The design should serve the text. Text should never be made to conform to a design for any purpose other than legibility, on a personal blog.
I almost entirely agree with Matt and on the matters that I don’t agree with him, my disagreements are more matters of personal taste than anything else. (Even in those instances Matt likely knows more than I do.)
I’ve talked a bit about well-designed sites for readers, but I think the above quote is really the essence of blogging: it’s about the content. Whenever I see a bunch of clutter on a website design I jump to one of (or both of) these conclusions:
- This “guy” is desperate for attention.
- This “guy” is desperate for money.
Probably not the conclusion you want me drawing when I, or anyone else, comes to your site.
I’ve made some tweaks to this site over the past 6 months to try and boost membership in subtle ways. The most annoying of those moves is to put nagging text in the footer of the free RSS feed. Other instances are the subtle way that I word the date strings (“Originally posted for members on…”), and at the bottom of posts as a reminder that you can subscribe.

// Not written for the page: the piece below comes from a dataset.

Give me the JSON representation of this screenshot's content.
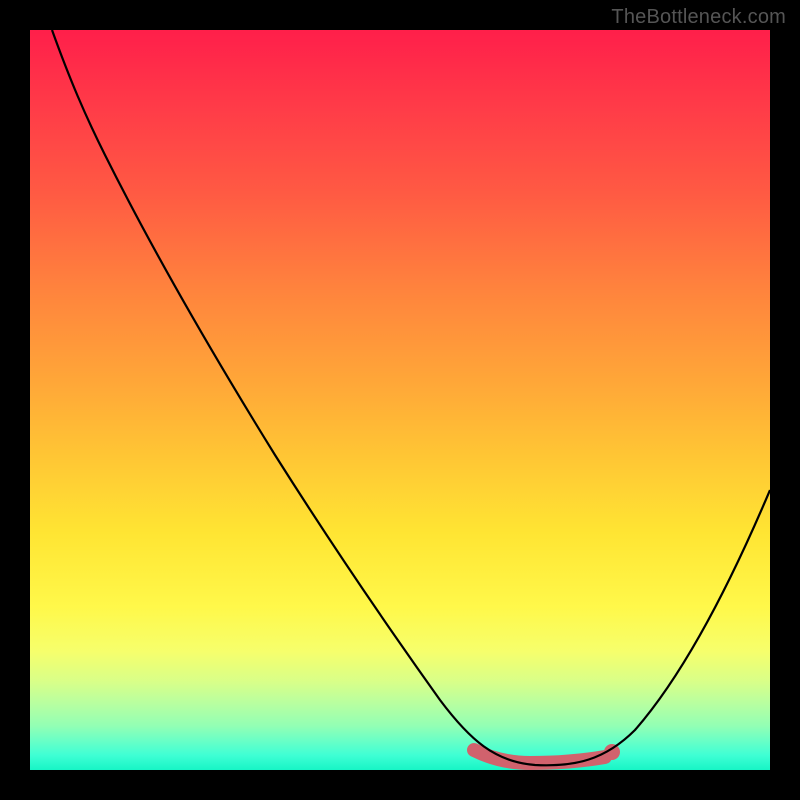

For the most part I am uncomfortable with those elements being present and would love to remove them (in an ideal world), but they serve an important purpose that I can’t find a better way around: selling memberships. (Funny enough, when I remove those aspects I usually get a lot of emails from current members complaining that I am not doing enough to promote my site.)1
At the end of the day there will always be things about your site that you do because you kind of have to. I don’t think many people that have ads on their sites (single authors at least) love the fact that they have ads, but for many it has almost become a necessity as there is no better way to get paid for writing.
All this to say: make the site something you are proud of, and only use articles like Matt’s as a guide, not as gospel.
Also, be sure to check out the swell ad on RocketINK.net this month. ↩